Since achieving independence in 1966, Barbados has transformed itself from a low-income economy dependent on sugar production to an upper-middle-income and economy based on tourism and the offshore sector. In line with this transformation, the island has sought to update its occupational classification, allowing for a more contemporary account of jobs and job vacancies, whilst also giving jobseekers better information about the labour market and the skills and qualifications required for jobs.
The Institute for Employment Research (IER) was invited to undertake the task of defining and introducing a new occupational classification. Through an 18-month project, staff from the IER met with staff from government agencies, employers, educationalists and career specialists to establish a detailed classification. The Barbados Standard Occupational Classification (BARSOC) was introduced in late 2016.

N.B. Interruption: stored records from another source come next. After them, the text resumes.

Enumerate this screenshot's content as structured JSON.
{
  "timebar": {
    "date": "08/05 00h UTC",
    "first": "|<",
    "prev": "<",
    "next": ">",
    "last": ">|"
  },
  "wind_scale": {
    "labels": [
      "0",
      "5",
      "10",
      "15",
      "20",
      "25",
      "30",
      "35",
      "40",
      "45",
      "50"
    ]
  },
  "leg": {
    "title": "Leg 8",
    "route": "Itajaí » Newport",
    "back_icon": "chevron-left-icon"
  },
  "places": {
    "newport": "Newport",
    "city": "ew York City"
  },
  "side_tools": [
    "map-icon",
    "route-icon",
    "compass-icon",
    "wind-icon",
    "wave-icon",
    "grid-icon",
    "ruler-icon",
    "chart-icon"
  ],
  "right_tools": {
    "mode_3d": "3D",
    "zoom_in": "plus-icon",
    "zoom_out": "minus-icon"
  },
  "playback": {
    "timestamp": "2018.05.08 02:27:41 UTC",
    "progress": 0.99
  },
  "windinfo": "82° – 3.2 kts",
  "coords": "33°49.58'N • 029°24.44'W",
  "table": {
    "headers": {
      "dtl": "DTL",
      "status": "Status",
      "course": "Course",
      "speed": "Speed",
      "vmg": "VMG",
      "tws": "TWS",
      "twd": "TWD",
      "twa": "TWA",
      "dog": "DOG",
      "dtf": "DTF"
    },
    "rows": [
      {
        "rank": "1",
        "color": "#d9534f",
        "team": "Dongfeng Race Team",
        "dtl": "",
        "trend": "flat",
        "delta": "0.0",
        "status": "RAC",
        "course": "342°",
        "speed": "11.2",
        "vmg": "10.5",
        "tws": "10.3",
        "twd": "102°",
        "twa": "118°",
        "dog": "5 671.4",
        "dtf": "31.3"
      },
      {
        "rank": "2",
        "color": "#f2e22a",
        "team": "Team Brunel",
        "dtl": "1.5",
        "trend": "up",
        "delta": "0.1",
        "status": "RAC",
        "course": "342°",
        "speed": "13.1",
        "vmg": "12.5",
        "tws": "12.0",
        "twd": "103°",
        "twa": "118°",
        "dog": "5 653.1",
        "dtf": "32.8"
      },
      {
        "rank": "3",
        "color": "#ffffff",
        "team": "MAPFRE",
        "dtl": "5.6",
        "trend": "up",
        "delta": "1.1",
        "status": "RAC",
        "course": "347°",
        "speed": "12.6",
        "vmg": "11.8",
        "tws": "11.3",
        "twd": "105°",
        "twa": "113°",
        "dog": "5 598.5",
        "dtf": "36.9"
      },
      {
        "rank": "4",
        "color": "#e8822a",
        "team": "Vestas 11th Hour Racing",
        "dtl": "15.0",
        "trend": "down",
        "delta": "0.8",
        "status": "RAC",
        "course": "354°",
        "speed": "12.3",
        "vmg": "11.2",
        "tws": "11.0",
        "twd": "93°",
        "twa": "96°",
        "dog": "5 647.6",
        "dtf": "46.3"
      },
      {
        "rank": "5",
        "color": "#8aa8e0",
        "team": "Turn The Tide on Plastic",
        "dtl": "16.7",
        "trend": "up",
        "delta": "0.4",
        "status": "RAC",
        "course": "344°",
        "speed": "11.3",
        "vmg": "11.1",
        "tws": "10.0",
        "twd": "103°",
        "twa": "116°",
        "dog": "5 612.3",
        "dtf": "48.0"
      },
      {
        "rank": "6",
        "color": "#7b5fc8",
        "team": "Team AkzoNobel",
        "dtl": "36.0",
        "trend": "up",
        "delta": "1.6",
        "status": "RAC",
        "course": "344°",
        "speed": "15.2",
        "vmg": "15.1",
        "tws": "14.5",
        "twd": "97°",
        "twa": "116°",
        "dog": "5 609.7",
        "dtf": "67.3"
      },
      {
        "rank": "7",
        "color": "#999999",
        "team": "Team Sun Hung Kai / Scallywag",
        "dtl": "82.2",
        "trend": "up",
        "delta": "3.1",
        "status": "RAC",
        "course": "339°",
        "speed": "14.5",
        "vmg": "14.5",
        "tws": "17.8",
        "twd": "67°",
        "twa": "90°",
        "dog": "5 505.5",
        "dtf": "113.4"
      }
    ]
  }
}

One of the products created by the IER whilst undertaking this work was a specially tailored version of the CASCOT classification software which has been under continuous development by the IER since the early 1990s. Staff at the Ministry of Labour immediately saw the potential for this software to provide a web-based approach to potential users of the classification, particularly for careers advisers seeking descriptions of jobs and for jobseekers and labour market entrants looking for particular types of work. Accordingly, a second contract was issued to the IER to create an interactive version of BARSOC2016 to be available on the web. This work was completed in 2018.
Most recently, a further request has been made to the IER to incorporate what is termed the ‘Civil Service Qualifications Order’ within the web-based version of the software. This allows all interested parties to see the qualifications that are required for over 1,000 different jobs in the public sector in Barbados. The third development contract to undertake this task was issued in March 2019.
By bringing together those agencies and government departments with an interest in the labour market, plus employers and educationalists from the secondary and tertiary education sectors, a much better understanding has been created about the nature of the transforming island economy and the need to develop key skills.